Among the entries below, find the lines with "price" and copy them.

Data for the task: Begin

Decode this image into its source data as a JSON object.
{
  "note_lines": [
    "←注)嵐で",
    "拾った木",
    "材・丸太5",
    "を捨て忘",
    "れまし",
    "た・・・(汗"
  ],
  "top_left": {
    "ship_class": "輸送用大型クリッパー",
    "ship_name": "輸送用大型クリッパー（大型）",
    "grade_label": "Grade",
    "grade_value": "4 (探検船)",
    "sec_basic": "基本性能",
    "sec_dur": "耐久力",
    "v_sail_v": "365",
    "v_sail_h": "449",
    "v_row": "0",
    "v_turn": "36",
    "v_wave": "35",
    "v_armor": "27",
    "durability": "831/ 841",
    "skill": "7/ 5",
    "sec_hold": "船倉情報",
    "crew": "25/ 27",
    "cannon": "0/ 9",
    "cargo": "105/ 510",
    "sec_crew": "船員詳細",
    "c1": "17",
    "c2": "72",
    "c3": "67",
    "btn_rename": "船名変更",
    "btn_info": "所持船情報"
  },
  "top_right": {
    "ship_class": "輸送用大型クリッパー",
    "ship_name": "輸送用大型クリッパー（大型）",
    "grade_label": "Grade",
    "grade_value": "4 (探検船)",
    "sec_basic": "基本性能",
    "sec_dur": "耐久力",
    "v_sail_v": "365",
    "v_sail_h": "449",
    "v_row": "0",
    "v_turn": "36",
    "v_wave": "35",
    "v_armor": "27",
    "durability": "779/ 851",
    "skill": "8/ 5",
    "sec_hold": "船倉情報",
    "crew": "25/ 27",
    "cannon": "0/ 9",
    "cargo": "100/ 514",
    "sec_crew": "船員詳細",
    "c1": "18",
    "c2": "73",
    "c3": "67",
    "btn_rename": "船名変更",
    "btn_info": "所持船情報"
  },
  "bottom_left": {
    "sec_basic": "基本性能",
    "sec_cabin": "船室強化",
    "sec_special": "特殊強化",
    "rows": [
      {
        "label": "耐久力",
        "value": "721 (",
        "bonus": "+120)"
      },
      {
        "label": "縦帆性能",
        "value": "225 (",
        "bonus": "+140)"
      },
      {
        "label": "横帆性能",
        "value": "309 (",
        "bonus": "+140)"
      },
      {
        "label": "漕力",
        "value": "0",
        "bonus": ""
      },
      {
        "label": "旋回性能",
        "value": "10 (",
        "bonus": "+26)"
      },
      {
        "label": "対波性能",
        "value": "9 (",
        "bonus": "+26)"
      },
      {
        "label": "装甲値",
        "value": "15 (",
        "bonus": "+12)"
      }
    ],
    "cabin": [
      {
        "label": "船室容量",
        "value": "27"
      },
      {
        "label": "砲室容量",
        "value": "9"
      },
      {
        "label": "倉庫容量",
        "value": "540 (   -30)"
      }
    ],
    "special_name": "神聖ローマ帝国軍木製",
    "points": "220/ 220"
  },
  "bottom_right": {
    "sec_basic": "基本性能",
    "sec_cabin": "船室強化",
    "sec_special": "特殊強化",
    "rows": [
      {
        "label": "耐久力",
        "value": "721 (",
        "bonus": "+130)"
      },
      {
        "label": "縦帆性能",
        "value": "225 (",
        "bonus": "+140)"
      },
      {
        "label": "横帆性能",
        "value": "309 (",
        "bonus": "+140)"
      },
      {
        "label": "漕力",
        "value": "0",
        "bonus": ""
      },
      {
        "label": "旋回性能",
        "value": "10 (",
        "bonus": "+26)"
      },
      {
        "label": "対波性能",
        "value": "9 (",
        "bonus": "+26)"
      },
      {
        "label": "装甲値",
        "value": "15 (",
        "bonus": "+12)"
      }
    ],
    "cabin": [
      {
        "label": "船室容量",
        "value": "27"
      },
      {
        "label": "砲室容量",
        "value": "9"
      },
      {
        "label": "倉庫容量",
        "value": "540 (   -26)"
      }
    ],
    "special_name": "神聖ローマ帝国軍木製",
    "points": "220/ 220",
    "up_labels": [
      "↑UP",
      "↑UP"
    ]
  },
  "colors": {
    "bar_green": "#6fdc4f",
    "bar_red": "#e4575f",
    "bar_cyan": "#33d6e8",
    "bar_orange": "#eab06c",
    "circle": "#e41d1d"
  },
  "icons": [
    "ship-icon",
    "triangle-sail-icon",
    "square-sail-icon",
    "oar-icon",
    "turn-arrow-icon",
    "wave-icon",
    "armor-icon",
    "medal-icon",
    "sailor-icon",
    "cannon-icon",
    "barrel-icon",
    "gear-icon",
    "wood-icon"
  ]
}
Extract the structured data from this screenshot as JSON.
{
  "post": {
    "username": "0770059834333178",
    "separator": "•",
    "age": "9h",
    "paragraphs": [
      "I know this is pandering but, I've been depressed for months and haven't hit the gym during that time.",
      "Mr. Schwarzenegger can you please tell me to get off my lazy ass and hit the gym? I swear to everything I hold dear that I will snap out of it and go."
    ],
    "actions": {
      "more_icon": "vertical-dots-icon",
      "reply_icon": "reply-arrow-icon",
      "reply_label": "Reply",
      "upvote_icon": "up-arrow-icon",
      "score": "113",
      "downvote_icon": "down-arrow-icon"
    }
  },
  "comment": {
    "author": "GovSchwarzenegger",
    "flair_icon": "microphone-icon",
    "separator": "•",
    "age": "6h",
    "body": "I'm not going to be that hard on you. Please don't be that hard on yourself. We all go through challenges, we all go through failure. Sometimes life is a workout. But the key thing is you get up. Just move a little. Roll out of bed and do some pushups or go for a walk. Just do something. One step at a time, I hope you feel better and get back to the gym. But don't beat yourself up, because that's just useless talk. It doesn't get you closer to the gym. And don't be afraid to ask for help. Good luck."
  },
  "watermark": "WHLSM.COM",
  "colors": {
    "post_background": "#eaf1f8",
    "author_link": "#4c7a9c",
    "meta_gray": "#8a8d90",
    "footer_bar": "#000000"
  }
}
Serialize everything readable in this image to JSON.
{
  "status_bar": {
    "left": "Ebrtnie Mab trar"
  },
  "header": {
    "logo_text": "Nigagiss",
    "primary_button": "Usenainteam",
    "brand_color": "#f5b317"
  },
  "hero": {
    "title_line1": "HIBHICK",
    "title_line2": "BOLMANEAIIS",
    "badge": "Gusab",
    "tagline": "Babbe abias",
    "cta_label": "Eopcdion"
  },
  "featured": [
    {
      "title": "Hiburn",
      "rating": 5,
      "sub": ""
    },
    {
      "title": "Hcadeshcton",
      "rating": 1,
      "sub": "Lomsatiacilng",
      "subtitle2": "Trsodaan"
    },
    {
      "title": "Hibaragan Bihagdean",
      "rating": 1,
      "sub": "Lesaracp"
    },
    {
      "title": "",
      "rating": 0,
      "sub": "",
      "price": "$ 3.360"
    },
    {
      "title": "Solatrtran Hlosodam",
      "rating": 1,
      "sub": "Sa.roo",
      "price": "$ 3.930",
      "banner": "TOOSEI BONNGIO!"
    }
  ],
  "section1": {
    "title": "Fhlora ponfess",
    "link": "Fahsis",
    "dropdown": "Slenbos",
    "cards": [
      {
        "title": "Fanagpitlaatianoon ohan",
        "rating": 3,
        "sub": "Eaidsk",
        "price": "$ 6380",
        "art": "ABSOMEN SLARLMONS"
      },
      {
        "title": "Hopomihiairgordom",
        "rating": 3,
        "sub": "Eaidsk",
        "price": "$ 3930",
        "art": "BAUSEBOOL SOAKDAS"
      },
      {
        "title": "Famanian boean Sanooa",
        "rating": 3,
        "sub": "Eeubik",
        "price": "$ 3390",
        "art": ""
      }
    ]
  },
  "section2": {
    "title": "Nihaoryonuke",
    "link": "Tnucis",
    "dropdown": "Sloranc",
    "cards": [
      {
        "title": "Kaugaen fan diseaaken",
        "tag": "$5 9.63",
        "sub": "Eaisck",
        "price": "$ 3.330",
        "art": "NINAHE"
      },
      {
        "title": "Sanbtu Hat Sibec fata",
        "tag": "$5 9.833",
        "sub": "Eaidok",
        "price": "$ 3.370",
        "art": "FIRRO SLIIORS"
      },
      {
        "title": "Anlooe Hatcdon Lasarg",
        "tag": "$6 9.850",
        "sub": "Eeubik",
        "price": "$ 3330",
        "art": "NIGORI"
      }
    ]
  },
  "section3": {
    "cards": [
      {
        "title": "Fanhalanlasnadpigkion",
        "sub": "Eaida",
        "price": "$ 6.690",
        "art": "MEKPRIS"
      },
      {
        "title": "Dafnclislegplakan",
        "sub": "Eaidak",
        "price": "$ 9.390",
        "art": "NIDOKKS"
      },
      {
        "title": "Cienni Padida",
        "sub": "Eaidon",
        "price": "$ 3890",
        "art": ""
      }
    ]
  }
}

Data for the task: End

§ Answer to the problem
      "price": "$ 3.360"
      "price": "$ 3.930",
        "price": "$ 6380",
        "price": "$ 3930",
        "price": "$ 3390",
        "price": "$ 3.330",
        "price": "$ 3.370",
        "price": "$ 3330",
        "price": "$ 6.690",
        "price": "$ 9.390",
        "price": "$ 3890",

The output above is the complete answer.